Herzog thus represents the rare case of a filmmaker who deals predominantly in metaphor, rather than in simile. In Jean Renoir’s The Rules of the Game (1939), for example, there is an extended sequence in which the characters are shown hunting rabbits on a country estate. In the context of plot, by placing the hunting scenes between scenes of dialogue and romantic intrigue, we take the hunting as a sort of reflective comment on the action: ‘The amorous pursuits of the people of various classes on this country estate are in some way like the activity of hunting rabbits.’ Herzog’s films, however, seem to represent a body of metaphors, in which the subject has been lost, hidden, or severed. They give the viewer only the second part of the structure. Thus, rather than declare ‘My love is a flower,’ Herzog’s films seem to say, ‘[Blank] is a procession up a mountain at the top of which Death is waiting,’ as in The Enigma of Kaspar Hauser, or ‘[Blank] is a town where the secret to creating a beautiful type of red glass has been lost,’ as in Heart of Glass (1976). The viewer feels profoundly that he or she has just come across a metaphor but finds it impossible to pin down what it was a metaphor for. Much of the power of the films is accordingly derived from the viewer’s sense of having encountered the absence of a closed circuit of meaning. Thus the films often feel not only like études, but additionally like preludes to works that were never made, like offhand gestures in the direction of a complete significance. In this way, Herzog’s use of metaphor is close to that of Kafka, in whose works the accounts of the protagonists are felt by the reader to be haunted by the open-ended mystery of the metaphor’s other half.

Rather than resembling a prophet, as he has often been called, Herzog brings to mind a traveller who, returning from a venture into a forgotten or forbidden country, presents us with a suitcase full of snapshots.

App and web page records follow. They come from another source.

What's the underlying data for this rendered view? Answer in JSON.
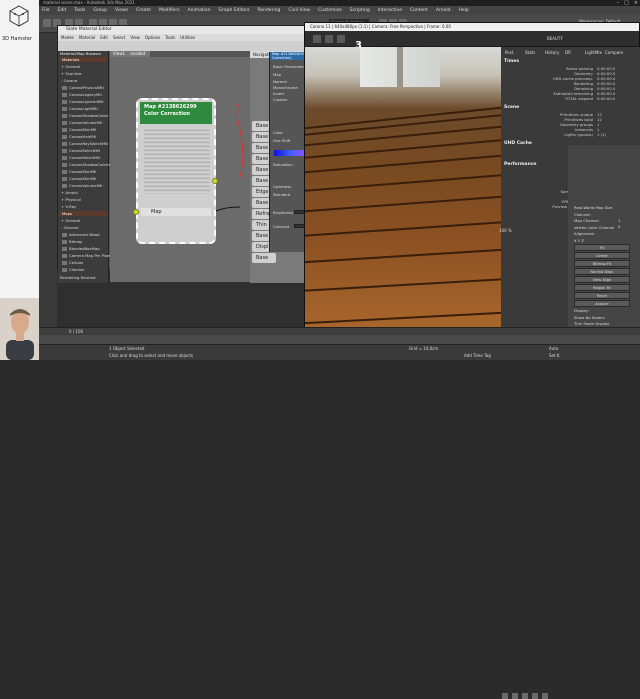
{
  "brand": {
    "name": "3D Hamster"
  },
  "app": {
    "title": "material scene.max - Autodesk 3ds Max 2021",
    "menu": [
      "File",
      "Edit",
      "Tools",
      "Group",
      "Views",
      "Create",
      "Modifiers",
      "Animation",
      "Graph Editors",
      "Rendering",
      "Civil View",
      "Customize",
      "Scripting",
      "Interactive",
      "Content",
      "Arnold",
      "Help"
    ],
    "workspace": "Workspaces: Default",
    "search_placeholder": "Create Selection Se"
  },
  "slate": {
    "title": "Slate Material Editor",
    "menu": [
      "Modes",
      "Material",
      "Edit",
      "Select",
      "View",
      "Options",
      "Tools",
      "Utilities"
    ],
    "view_tab": "View1",
    "view_tab_extra": "ncoded",
    "browser_title": "Material/Map Browser",
    "browser_items": [
      {
        "label": "Materials",
        "type": "section"
      },
      {
        "label": "+ General",
        "type": "row"
      },
      {
        "label": "+ Scanline",
        "type": "row"
      },
      {
        "label": "- Corona",
        "type": "row"
      },
      {
        "label": "CoronaPhysicalMtl",
        "type": "item"
      },
      {
        "label": "CoronaLegacyMtl",
        "type": "item"
      },
      {
        "label": "CoronaLayeredMtl",
        "type": "item"
      },
      {
        "label": "CoronaLightMtl",
        "type": "item"
      },
      {
        "label": "CoronaShadowCatch",
        "type": "item"
      },
      {
        "label": "CoronaVolumeMtl",
        "type": "item"
      },
      {
        "label": "CoronaSkinMtl",
        "type": "item"
      },
      {
        "label": "CoronaHairMtl",
        "type": "item"
      },
      {
        "label": "CoronaRaySwitchMtl",
        "type": "item"
      },
      {
        "label": "CoronaSelectMtl",
        "type": "item"
      },
      {
        "label": "CoronaSelectMtl",
        "type": "item"
      },
      {
        "label": "CoronaShadowCatcher",
        "type": "item"
      },
      {
        "label": "CoronaSkinMtl",
        "type": "item"
      },
      {
        "label": "CoronaSkinMtl",
        "type": "item"
      },
      {
        "label": "CoronaVolumeMtl",
        "type": "item"
      },
      {
        "label": "+ Arnold",
        "type": "row"
      },
      {
        "label": "+ Physical",
        "type": "row"
      },
      {
        "label": "+ V-Ray",
        "type": "row"
      },
      {
        "label": "Maps",
        "type": "section"
      },
      {
        "label": "+ General",
        "type": "row"
      },
      {
        "label": "- General",
        "type": "row"
      },
      {
        "label": "Advanced Wood",
        "type": "item"
      },
      {
        "label": "Bitmap",
        "type": "item"
      },
      {
        "label": "BlendedBoxMap",
        "type": "item"
      },
      {
        "label": "Camera Map Per Pixel",
        "type": "item"
      },
      {
        "label": "Cellular",
        "type": "item"
      },
      {
        "label": "Checker",
        "type": "item"
      }
    ],
    "status": "Rendering finished",
    "node": {
      "title": "Map #2138626299",
      "subtitle": "Color Correction",
      "slot": "Map"
    },
    "navigator_title": "Navigator",
    "bases": [
      "Base",
      "Base",
      "Base",
      "Base",
      "Base",
      "Base",
      "Edge",
      "Base",
      "Refra",
      "Thin",
      "Base",
      "Displ",
      "Base"
    ],
    "params": {
      "header": "Map #2138626299 (Color Correction)",
      "basic_label": "Basic Parameters",
      "map_label": "Map",
      "channels": [
        "Normal",
        "Monochrome",
        "Invert",
        "Custom"
      ],
      "color_label": "Color",
      "hue_shift_label": "Hue Shift",
      "saturation_label": "Saturation",
      "lightness_label": "Lightness",
      "standard_label": "Standard",
      "brightness_label": "Brightness",
      "brightness_value": "47,000",
      "contrast_label": "Contrast",
      "contrast_value": "80,000"
    }
  },
  "vfb": {
    "title": "Corona 11 | 640x480px (1:1) | Camera: Free Perspective | Frame: 0.00",
    "pass_number": "3",
    "beauty": "BEAUTY",
    "zoom": "100 %",
    "tabs": [
      "Post",
      "Stats",
      "History",
      "DR",
      "LightMix",
      "Compare"
    ],
    "times_head": "Times",
    "times": [
      {
        "label": "Scene parsing",
        "value": "0:00:00.0"
      },
      {
        "label": "Geometry",
        "value": "0:00:00.0"
      },
      {
        "label": "UHD cache precomp.",
        "value": "0:00:00.0"
      },
      {
        "label": "Rendering",
        "value": "0:00:00.0"
      },
      {
        "label": "Denoising",
        "value": "0:00:00.0"
      },
      {
        "label": "Estimated remaining",
        "value": "0:00:00.0"
      },
      {
        "label": "TOTAL elapsed",
        "value": "0:00:00.0"
      }
    ],
    "scene_head": "Scene",
    "scene": [
      {
        "label": "Primitives unique",
        "value": "12"
      },
      {
        "label": "Primitives total",
        "value": "12"
      },
      {
        "label": "Geometry groups",
        "value": "1"
      },
      {
        "label": "Instances",
        "value": "1"
      },
      {
        "label": "Lights (groups)",
        "value": "1 (1)"
      }
    ],
    "uhd_head": "UHD Cache",
    "uhd": [
      {
        "label": "Records",
        "value": "0"
      },
      {
        "label": "Success rate",
        "value": "0 %"
      }
    ],
    "perf_head": "Performance",
    "perf": [
      {
        "label": "Passes total",
        "value": "72000"
      },
      {
        "label": "Noise level",
        "value": "15.74 %"
      },
      {
        "label": "Rays/sample",
        "value": "6 294 960"
      },
      {
        "label": "Rays/s actual",
        "value": "6 208 790"
      },
      {
        "label": "Samples/s actual",
        "value": "298 333"
      },
      {
        "label": "Rays/sample",
        "value": "16.27"
      },
      {
        "label": "VFB refresh time",
        "value": "0 ms"
      },
      {
        "label": "Preview denoise time",
        "value": "0 ms"
      }
    ]
  },
  "command": {
    "items": [
      "Real-World Map Size",
      "Channel:",
      "Map Channel",
      "Vertex Color Channel",
      "Alignment:",
      "X  Y  Z",
      "Fit",
      "Center",
      "Bitmap Fit",
      "Normal Align",
      "View Align",
      "Region Fit",
      "Reset",
      "Acquire",
      "Display:",
      "Show No Seams",
      "Thin Seam Display",
      "Thick Seam Display"
    ],
    "spinner_values": [
      "1",
      "0"
    ]
  },
  "statusbar": {
    "objects": "1 Object Selected",
    "hint": "Click and drag to select and move objects",
    "time_label": "Add Time Tag",
    "frame": "0 / 100",
    "grid": "Grid = 10,0cm",
    "auto": "Auto",
    "setkey": "Set K."
  }
}
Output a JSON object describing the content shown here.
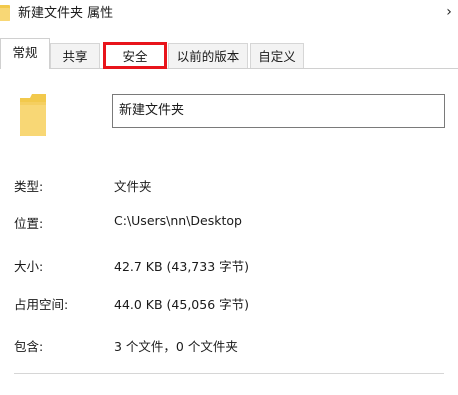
{
  "window": {
    "title": "新建文件夹 属性",
    "close_glyph": "›",
    "title_icon": "folder-icon"
  },
  "tabs": [
    {
      "label": "常规",
      "state": "active"
    },
    {
      "label": "共享",
      "state": "normal"
    },
    {
      "label": "安全",
      "state": "highlighted"
    },
    {
      "label": "以前的版本",
      "state": "normal"
    },
    {
      "label": "自定义",
      "state": "normal"
    }
  ],
  "folder": {
    "icon": "folder-icon",
    "name": "新建文件夹"
  },
  "properties": [
    {
      "label": "类型:",
      "value": "文件夹"
    },
    {
      "label": "位置:",
      "value": "C:\\Users\\nn\\Desktop"
    },
    {
      "label": "大小:",
      "value": "42.7 KB (43,733 字节)"
    },
    {
      "label": "占用空间:",
      "value": "44.0 KB (45,056 字节)"
    },
    {
      "label": "包含:",
      "value": "3 个文件，0 个文件夹"
    }
  ],
  "colors": {
    "folder_yellow": "#f2c94c",
    "folder_light": "#f8d775",
    "highlight_red": "#e8141b"
  }
}
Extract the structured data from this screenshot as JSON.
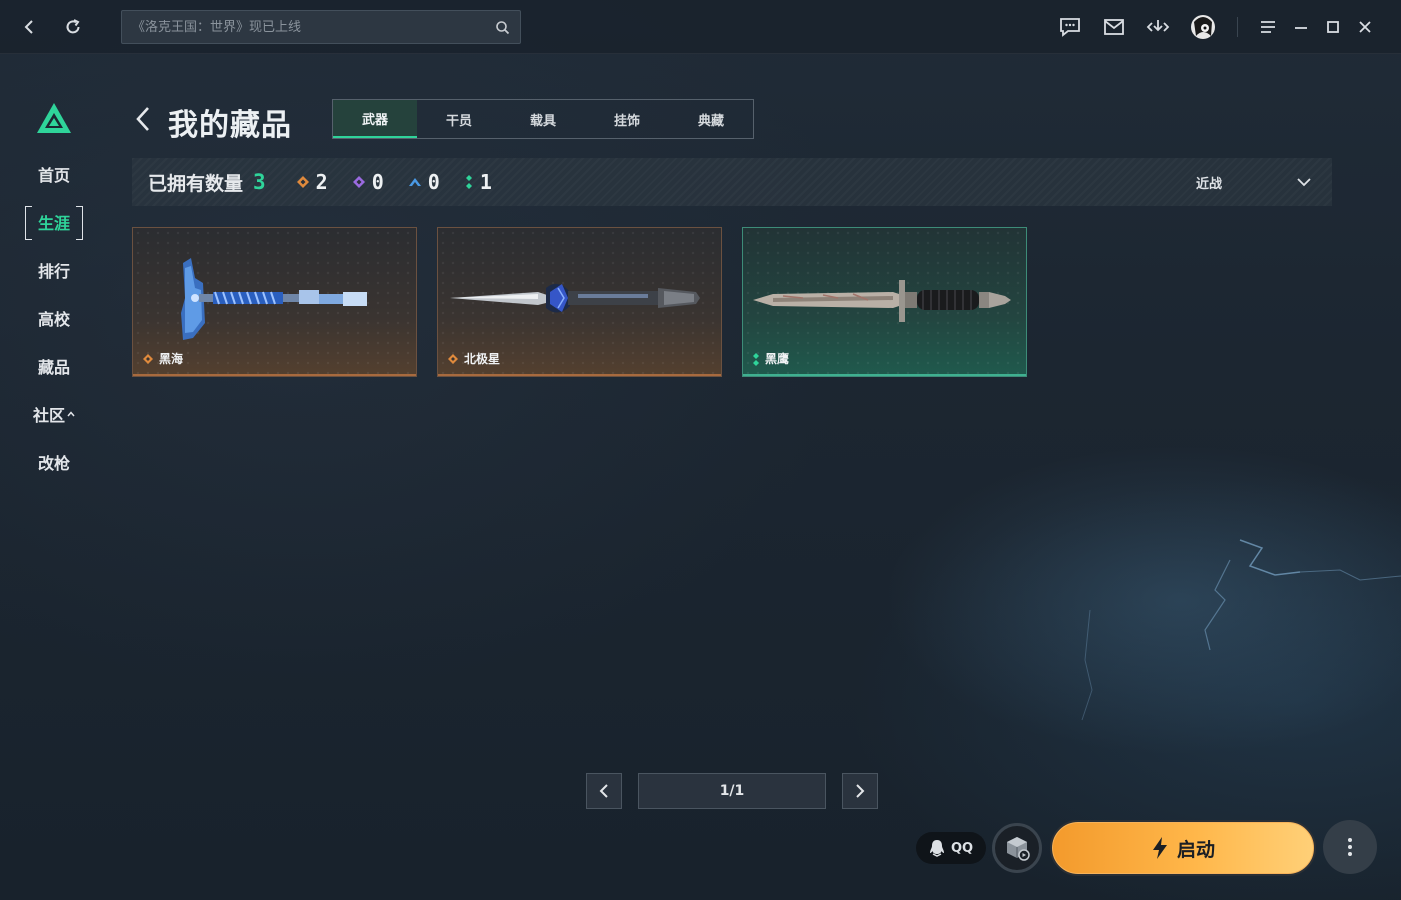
{
  "topbar": {
    "search_placeholder": "《洛克王国：世界》现已上线",
    "icons": [
      "back-icon",
      "refresh-icon",
      "search-icon",
      "chat-icon",
      "mail-icon",
      "download-icon",
      "avatar",
      "menu-icon",
      "minimize-icon",
      "maximize-icon",
      "close-icon"
    ]
  },
  "sidebar": {
    "items": [
      {
        "label": "首页"
      },
      {
        "label": "生涯",
        "active": true
      },
      {
        "label": "排行"
      },
      {
        "label": "高校"
      },
      {
        "label": "藏品"
      },
      {
        "label": "社区"
      },
      {
        "label": "改枪"
      }
    ],
    "community_caret": "^"
  },
  "header": {
    "title": "我的藏品",
    "tabs": [
      {
        "label": "武器",
        "active": true
      },
      {
        "label": "干员"
      },
      {
        "label": "载具"
      },
      {
        "label": "挂饰"
      },
      {
        "label": "典藏"
      }
    ]
  },
  "counts": {
    "label": "已拥有数量",
    "total": "3",
    "rarities": [
      {
        "icon": "orange-diamond-icon",
        "color": "#e08a3c",
        "count": "2"
      },
      {
        "icon": "purple-diamond-icon",
        "color": "#9a6ae0",
        "count": "0"
      },
      {
        "icon": "blue-arrow-icon",
        "color": "#4a9ae6",
        "count": "0"
      },
      {
        "icon": "green-dots-icon",
        "color": "#2fd49a",
        "count": "1"
      }
    ],
    "filter_label": "近战"
  },
  "items": [
    {
      "name": "黑海",
      "rarity": "orange",
      "weapon_icon": "axe-icon"
    },
    {
      "name": "北极星",
      "rarity": "orange",
      "weapon_icon": "dagger-icon"
    },
    {
      "name": "黑鹰",
      "rarity": "green",
      "weapon_icon": "knife-icon"
    }
  ],
  "pagination": {
    "page": "1/1"
  },
  "bottom": {
    "qq_label": "QQ",
    "launch_label": "启动"
  },
  "colors": {
    "accent_green": "#2fd49a",
    "launch_orange": "#f39a2c",
    "rarity_orange": "#e08a3c"
  }
}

These images remain with us, in the words of the poet Sandor Weores, ‘half-remembered now / and later, like a dream. / And with a taste of eternity / this side of the tomb.’

Alexander Nemser is an MPhil student in European literature at New College, Oxford. His poems have been published in The Atlantic Monthly and The New York Times.